| WHAT YOU ARE ASKED TO DO |
Without omitting anything, return the records precisely as given.

Collection entries
+++

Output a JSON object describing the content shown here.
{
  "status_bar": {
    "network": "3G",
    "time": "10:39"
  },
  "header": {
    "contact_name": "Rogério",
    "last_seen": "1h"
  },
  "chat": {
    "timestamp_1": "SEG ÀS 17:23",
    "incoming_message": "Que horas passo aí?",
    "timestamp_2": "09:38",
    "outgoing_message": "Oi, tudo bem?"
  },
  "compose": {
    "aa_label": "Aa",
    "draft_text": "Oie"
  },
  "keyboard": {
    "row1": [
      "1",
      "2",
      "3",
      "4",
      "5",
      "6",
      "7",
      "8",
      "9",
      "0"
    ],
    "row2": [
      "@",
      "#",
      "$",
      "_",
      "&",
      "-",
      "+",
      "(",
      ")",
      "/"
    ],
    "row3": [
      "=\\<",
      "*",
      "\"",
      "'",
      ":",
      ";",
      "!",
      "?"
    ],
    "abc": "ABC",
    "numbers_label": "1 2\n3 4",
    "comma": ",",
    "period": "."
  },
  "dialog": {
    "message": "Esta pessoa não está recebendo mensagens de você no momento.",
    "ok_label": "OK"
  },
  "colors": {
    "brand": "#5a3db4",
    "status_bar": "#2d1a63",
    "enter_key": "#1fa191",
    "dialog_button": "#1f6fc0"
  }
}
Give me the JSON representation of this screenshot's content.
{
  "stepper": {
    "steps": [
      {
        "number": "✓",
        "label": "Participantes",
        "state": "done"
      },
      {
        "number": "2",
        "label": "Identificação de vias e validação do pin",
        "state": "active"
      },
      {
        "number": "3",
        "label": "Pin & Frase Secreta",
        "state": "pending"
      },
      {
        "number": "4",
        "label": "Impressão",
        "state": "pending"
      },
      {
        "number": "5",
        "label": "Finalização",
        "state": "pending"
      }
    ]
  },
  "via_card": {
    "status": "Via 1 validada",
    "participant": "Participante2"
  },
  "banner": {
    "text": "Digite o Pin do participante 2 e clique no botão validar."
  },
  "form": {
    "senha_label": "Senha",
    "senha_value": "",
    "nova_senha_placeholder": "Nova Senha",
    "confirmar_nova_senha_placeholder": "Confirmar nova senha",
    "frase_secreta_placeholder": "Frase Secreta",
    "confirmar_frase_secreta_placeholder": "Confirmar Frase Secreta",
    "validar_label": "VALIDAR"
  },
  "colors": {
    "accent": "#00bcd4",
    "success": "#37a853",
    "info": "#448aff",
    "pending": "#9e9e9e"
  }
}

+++

| EXERCISE RESPONSE |
Output a JSON object describing the content shown here.
{
  "status_bar": {
    "network": "3G",
    "time": "10:39"
  },
  "header": {
    "contact_name": "Rogério",
    "last_seen": "1h"
  },
  "chat": {
    "timestamp_1": "SEG ÀS 17:23",
    "incoming_message": "Que horas passo aí?",
    "timestamp_2": "09:38",
    "outgoing_message": "Oi, tudo bem?"
  },
  "compose": {
    "aa_label": "Aa",
    "draft_text": "Oie"
  },
  "keyboard": {
    "row1": [
      "1",
      "2",
      "3",
      "4",
      "5",
      "6",
      "7",
      "8",
      "9",
      "0"
    ],
    "row2": [
      "@",
      "#",
      "$",
      "_",
      "&",
      "-",
      "+",
      "(",
      ")",
      "/"
    ],
    "row3": [
      "=\\<",
      "*",
      "\"",
      "'",
      ":",
      ";",
      "!",
      "?"
    ],
    "abc": "ABC",
    "numbers_label": "1 2\n3 4",
    "comma": ",",
    "period": "."
  },
  "dialog": {
    "message": "Esta pessoa não está recebendo mensagens de você no momento.",
    "ok_label": "OK"
  },
  "colors": {
    "brand": "#5a3db4",
    "status_bar": "#2d1a63",
    "enter_key": "#1fa191",
    "dialog_button": "#1f6fc0"
  }
}
Give me the JSON representation of this screenshot's content.
{
  "stepper": {
    "steps": [
      {
        "number": "✓",
        "label": "Participantes",
        "state": "done"
      },
      {
        "number": "2",
        "label": "Identificação de vias e validação do pin",
        "state": "active"
      },
      {
        "number": "3",
        "label": "Pin & Frase Secreta",
        "state": "pending"
      },
      {
        "number": "4",
        "label": "Impressão",
        "state": "pending"
      },
      {
        "number": "5",
        "label": "Finalização",
        "state": "pending"
      }
    ]
  },
  "via_card": {
    "status": "Via 1 validada",
    "participant": "Participante2"
  },
  "banner": {
    "text": "Digite o Pin do participante 2 e clique no botão validar."
  },
  "form": {
    "senha_label": "Senha",
    "senha_value": "",
    "nova_senha_placeholder": "Nova Senha",
    "confirmar_nova_senha_placeholder": "Confirmar nova senha",
    "frase_secreta_placeholder": "Frase Secreta",
    "confirmar_frase_secreta_placeholder": "Confirmar Frase Secreta",
    "validar_label": "VALIDAR"
  },
  "colors": {
    "accent": "#00bcd4",
    "success": "#37a853",
    "info": "#448aff",
    "pending": "#9e9e9e"
  }
}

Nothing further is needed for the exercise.